In the vein of New York Times bestsellers Why Not Me? by Mindy Kaling and We Are Never Meeting in Real Life by Samantha Irby, a collection of side-splitting and illuminating essays by the popular stand-up comedian, alum of Chelsea Lately and The Mindy Project, and host of truTVs Talk Show the Game Show.From a young age, Guy Branum always felt as if he were on the outside looking in.Self-taught, introspective, and from a stiflingly boring farm town, he couldnt relate to his neighbors. While other boys played outside, he stayed indoors reading Greek mythology. And being gay and overweight, he got used to diminishing himself. But little by little, he started learning from all the sad, strange, lonely outcasts in history who had come before him, and he started to feel hope.In this collection of personal essays, Guy talks about finding a sense of belonging at Berkeleyand stirring up controversy in a newspaper column that led to a runin with the Secret Service.
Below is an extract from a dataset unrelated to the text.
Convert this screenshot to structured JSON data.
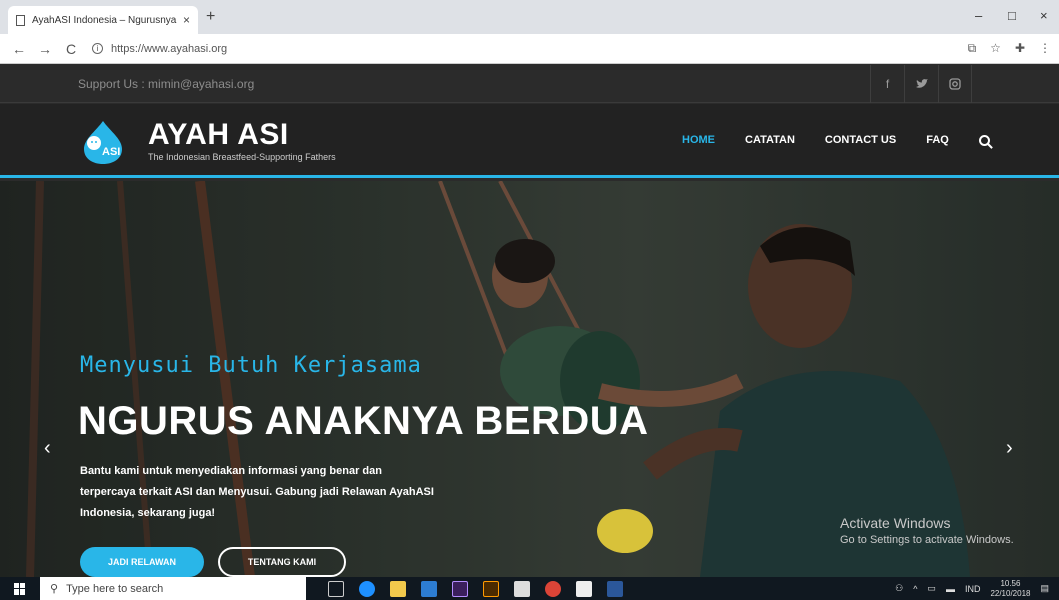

He recounts the pitfalls of be...
|Title||:||My Life as a Goddess: A Memoir through (Un) Popular Culture|
|Format Type||:||Kindle Edition|
|Number of Pages||:||288 pages|
|Status||:||Available For Download|
|Last checked||:||21 Minutes ago!|
My Life as a Goddess: A Memoir through (Un) Popular Culture Reviews
I wanted to like this more than I did. Bits are laugh out loud funny, but over all it feels flat. Mr Branum is obviously quite smart and witty but I was hoping fore more in the vein of David Sedaris and less in the vein of a literary journal.
I have an addiction to celebrity memoirs, especially those of comedians. I've read and/or listened to dozens of them, and though I'd never heard of Guy Branum, the cover and his work credits made me interested.
To be honest, I expected something... funny. All of the comedian memoirs I've read have been funny, or at least, tried to be funny. My Life as a Goddess: A Memoir through (Un) Popular Culture didn't.
The book is really a memoir of someone's life as an outsider in a medium-sized, admittedl ...more
I didn't know anything about Guy Branum previously, but now I am a huge fan. Branum is a stand-up comedian/actor/writer/lawyer/all-around talented fella. He is also gay, very tall, and very large. And he's very, very good at trivia and quiz bowls. (You will be better at both those things as well if you read this book and remember even 1/3 of the references - there's a Jenny Holzer allusion, FFS!)
Though this book is full of humorous autobiographical essays, it's also got a ton of great insights i ...more
The audio quality of this book is pretty bad: Guy fluctuates from yelling to quietly talking, and each chapter segues with horrible music. WHY PUT MUSIC IN AN AUDIO BOOK?! But then there's the content....I'm a fan of Samantha Irby, and the description of this book being in the same vein as Samantha Irby is just plain wrong. She's funny, side splitting hilarious. Guy Branum's book is pretty chock full of unabashed privilige, whining, and hiding behind humor for some ugly behavior. Ugh. I wanted t ...more
Guy Branum's book is an interesting case study in the benefits and limits of what we might call "woke comedy." On the one hand, the way that he mixes humor in with sociological insight can be good; when it works it makes the jokes feel more substantial and it makes the sociology feel less ponderous. But when it doesn't work - well, then it ruins both of them, by sucking the fun out of the jokes and by making the sociological sections feel petty.
Overall I think Branum gets the balance right - the ...more
I got this book as a goodreads giveaway not knowing anything about Guy Branum. I was looking forward to a funny memoir, but this book was mostly Guy describing tv shows and movies. I don’t feel like I learned many things about him and I certainly didn’t laugh.
Received from Net Galley in exchange for review.
This was, overall, an enjoyable book. At times I felt that Branum didn't tie chapters and sections together as well as he could have and there were definitely a few stances he took that I didn't love, but this was well-written, amusing, and heart-felt. I also obviously enjoyed reading about somebody else that wasted three years going to law school
This was kind of a slog and sometimes had so many digressions that I lost the thread of whatever the essay was originally about. I also wish that he treated the reader like less of an adversary with whom he couldn't possibly have anything in common. That said I really enjoyed some of the essays (especially the one about finding yourself in narratives you are meant to be excluded from, but also the ones about fatness, his Passover seders, how he came to stand-up, and the epilogue).